Safety Considerations

Working with chemicals in the lab requires attention to detail and a strong focus on safety. Even something as seemingly simple as distilled water can pose risks if not handled correctly. Let's break down some essential safety considerations:


1) Storage of Distilled Water:

Distilled water is like a blank canvas – it's super pure. Here's how to keep it that way:

  • Clean Containers: Always store distilled water in containers that are clean and specifically meant for this purpose. This can be glass or special plastic containers that won't leach chemicals.
  • Tightly Sealed: Keep the container's lid on tight. This prevents dust, lab fumes, or other airborne particles from getting in.
  • Label It: Always label the container clearly with "Distilled Water" and the date it was prepared or purchased.
  • Cool & Dark Storage: Store your distilled water in a cool, dark place away from direct sunlight. This helps to keep it stable and prevents unwanted reactions.
  • Check for Changes: Before each use, quickly check your distilled water. If it looks cloudy, has particles, or smells off, don't use it. Get a fresh supply.


Why All the Fuss? Contaminants in your distilled water can mess up your experiments, reactions, or equipment. It's worth taking the extra steps to get accurate results!


2) Deionized Water:

Deionized (DI) water is also super pure, but in a different way. It has almost all of its ions removed.

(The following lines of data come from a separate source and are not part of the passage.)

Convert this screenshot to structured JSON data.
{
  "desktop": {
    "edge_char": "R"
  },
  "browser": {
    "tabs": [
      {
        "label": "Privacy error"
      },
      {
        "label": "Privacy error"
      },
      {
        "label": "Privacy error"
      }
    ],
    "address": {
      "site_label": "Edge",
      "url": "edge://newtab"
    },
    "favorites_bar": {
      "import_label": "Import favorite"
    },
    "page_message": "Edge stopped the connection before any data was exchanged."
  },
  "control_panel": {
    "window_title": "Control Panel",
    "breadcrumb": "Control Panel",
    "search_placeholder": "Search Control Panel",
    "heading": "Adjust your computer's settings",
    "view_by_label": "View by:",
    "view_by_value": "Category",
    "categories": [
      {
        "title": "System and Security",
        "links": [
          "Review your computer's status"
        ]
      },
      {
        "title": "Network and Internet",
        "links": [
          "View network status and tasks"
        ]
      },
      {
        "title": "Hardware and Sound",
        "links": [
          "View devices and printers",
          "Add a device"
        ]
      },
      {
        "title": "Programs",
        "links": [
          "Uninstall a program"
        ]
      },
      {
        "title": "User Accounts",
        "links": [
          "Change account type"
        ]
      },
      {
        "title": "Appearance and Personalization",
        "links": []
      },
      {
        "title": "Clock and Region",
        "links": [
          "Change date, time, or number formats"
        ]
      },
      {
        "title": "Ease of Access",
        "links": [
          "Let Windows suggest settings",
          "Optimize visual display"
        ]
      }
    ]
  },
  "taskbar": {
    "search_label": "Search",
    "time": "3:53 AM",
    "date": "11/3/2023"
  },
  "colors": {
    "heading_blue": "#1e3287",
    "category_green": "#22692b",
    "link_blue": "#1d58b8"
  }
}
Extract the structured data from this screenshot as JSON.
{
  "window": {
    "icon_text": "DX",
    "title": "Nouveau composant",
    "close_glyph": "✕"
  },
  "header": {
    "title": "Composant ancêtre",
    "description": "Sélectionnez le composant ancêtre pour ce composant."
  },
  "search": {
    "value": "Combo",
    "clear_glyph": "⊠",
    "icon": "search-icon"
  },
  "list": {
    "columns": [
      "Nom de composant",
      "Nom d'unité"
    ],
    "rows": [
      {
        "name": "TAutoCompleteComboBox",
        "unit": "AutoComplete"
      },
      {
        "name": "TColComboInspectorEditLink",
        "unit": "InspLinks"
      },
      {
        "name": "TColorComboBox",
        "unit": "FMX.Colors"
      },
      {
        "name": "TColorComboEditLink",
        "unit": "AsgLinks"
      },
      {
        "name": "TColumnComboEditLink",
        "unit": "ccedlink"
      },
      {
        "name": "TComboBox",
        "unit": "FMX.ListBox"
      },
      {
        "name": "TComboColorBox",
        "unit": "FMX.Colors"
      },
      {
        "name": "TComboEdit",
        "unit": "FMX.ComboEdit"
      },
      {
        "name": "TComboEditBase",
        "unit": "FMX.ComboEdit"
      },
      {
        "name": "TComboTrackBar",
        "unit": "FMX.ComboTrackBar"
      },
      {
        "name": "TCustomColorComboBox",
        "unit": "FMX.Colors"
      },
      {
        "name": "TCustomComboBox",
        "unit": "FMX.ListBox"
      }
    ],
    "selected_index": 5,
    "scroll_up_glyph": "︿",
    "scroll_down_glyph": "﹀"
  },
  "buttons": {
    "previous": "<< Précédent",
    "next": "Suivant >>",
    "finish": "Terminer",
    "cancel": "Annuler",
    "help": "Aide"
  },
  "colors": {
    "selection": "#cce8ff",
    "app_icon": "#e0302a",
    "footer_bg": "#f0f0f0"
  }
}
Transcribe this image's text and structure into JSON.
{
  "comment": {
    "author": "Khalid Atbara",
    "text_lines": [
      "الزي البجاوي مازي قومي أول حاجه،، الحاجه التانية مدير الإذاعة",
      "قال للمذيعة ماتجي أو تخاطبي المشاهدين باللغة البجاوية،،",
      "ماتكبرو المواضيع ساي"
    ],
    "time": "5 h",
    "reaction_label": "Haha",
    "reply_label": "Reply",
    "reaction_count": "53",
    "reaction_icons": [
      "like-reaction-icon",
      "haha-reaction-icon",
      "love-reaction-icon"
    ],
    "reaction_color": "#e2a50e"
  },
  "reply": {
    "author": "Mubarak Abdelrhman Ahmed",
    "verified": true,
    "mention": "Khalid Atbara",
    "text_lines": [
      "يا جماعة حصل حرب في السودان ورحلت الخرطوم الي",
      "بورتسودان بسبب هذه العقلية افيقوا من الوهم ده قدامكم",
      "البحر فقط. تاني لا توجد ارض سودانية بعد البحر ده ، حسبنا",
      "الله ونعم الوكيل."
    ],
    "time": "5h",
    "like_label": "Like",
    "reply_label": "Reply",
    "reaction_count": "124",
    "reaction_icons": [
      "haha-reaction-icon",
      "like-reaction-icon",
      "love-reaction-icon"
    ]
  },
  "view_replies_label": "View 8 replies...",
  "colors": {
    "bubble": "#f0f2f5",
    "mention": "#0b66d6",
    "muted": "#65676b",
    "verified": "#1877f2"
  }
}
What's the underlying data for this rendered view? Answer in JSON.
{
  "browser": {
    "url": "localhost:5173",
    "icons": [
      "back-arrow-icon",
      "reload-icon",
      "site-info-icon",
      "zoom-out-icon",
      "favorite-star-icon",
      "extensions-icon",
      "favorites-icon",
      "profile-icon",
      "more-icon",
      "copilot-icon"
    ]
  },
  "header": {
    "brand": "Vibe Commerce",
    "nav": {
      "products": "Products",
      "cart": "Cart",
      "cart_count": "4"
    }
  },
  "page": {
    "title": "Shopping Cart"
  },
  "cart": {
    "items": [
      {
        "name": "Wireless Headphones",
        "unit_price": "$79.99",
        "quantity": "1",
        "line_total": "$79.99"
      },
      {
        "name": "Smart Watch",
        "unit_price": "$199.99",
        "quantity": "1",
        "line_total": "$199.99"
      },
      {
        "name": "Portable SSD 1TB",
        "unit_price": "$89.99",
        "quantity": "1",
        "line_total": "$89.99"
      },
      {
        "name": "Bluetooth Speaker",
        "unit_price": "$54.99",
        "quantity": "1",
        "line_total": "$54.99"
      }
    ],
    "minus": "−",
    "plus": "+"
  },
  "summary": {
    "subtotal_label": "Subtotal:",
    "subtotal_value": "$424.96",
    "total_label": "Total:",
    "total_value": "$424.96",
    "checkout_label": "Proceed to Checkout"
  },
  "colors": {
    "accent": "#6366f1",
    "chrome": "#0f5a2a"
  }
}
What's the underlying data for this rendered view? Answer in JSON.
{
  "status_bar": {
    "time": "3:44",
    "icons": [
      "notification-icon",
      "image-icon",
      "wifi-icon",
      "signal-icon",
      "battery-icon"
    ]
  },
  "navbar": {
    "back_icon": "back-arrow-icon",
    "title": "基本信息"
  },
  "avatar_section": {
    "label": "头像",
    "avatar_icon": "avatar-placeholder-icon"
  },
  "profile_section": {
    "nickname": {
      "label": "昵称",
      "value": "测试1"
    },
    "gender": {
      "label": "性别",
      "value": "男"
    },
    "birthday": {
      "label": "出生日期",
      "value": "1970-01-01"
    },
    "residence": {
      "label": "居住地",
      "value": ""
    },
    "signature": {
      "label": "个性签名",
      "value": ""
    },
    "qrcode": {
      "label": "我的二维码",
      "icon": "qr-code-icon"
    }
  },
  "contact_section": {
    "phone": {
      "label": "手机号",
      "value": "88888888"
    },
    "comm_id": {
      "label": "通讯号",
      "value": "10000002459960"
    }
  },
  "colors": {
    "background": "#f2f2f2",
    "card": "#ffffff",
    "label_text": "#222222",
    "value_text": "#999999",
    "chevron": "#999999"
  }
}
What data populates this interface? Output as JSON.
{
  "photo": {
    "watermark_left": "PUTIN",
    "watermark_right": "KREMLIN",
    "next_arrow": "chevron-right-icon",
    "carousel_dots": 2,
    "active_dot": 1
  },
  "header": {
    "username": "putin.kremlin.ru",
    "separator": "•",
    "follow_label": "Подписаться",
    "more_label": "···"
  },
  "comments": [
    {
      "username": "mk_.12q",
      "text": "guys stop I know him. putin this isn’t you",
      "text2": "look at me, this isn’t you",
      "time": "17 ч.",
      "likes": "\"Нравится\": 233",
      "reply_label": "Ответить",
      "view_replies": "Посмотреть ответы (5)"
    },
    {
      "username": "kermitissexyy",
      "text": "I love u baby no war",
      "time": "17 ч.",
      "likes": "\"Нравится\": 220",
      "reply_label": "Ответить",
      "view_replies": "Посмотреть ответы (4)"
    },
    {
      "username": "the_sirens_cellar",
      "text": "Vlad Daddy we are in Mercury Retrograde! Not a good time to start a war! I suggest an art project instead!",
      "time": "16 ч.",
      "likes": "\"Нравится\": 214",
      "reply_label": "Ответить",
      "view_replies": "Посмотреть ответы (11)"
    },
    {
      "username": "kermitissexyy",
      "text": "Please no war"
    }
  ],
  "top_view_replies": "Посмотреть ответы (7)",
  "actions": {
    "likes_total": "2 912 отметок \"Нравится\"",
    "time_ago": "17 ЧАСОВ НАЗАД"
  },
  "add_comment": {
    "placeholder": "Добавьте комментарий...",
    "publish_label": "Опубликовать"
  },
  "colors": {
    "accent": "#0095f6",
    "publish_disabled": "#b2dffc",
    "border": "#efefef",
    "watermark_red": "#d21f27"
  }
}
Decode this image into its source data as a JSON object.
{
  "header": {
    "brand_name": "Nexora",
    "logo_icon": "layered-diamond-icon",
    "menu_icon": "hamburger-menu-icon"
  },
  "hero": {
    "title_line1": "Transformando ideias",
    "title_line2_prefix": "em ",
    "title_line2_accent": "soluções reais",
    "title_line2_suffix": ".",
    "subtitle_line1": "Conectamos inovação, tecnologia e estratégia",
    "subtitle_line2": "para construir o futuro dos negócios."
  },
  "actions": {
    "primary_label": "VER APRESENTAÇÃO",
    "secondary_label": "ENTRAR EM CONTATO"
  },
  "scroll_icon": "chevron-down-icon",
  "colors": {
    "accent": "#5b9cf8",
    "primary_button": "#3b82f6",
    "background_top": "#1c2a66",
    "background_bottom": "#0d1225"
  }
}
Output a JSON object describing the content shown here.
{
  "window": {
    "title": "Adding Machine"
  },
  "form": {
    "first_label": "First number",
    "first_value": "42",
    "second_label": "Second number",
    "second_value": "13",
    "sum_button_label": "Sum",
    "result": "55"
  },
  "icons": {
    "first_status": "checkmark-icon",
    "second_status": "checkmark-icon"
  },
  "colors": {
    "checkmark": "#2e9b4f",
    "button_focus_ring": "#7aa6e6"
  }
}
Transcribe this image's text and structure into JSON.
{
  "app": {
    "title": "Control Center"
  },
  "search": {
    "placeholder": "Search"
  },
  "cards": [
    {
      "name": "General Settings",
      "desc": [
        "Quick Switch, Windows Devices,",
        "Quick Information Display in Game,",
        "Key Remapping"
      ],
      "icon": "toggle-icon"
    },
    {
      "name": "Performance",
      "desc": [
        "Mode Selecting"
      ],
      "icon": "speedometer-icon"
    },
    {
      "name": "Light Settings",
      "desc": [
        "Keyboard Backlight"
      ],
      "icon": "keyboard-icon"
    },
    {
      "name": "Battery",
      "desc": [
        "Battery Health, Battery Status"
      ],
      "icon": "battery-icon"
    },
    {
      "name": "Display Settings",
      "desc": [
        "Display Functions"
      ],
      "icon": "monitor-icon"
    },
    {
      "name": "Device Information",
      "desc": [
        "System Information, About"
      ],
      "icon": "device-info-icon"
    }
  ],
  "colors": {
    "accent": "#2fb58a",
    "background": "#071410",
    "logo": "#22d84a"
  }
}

  • Similar Storage: The same storage rules for distilled water mostly apply to deionized water.
  • When to Use DI: Deionized water is often used for applications where even tiny amounts of ions can cause problems, like when preparing analytical standards or rinsing delicate equipment.
  • Fresh is Best: Deionized water doesn't stay pure forever. Use it shortly after it's made for best results.


Key Point: Distilled water is great for most lab tasks, but deionized water has its niche when ion contamination is a big concern.


3) Lab-Specific Guidelines:

Every lab is different. The chemicals you use, the type of work you do – it all impacts how you should handle water.

  • Read Your Safety Manual: Your lab's safety manual is your guidebook. It'll tell you exactly how they want distilled and deionized water stored and used.
  • Ask Your Supervisor: If you're not sure about anything, don't guess. Ask your supervisor or a senior colleague for help. Safety always comes first.
  • Stay Updated: Lab procedures can change. Keep up with any updates or new guidelines that come out.


Remember: Even something as simple as water can be a hazard if not handled properly. By following these tips and your lab's specific rules, you'll be working safely and getting accurate results.



In conclusion, boiled water is water heated to its boiling point, killing most microbes. It still contains minerals and other impurities. Distilled water, on the other hand, is purified water that has gone through vaporization and condensation, removing nearly all impurities.


Understanding these differences is crucial for lab work. Use boiled water for general cleaning and non-critical tasks. Use distilled water for experiments, reagent preparation, and applications that require high purity. Always refer to your lab's specific protocols for the appropriate water type.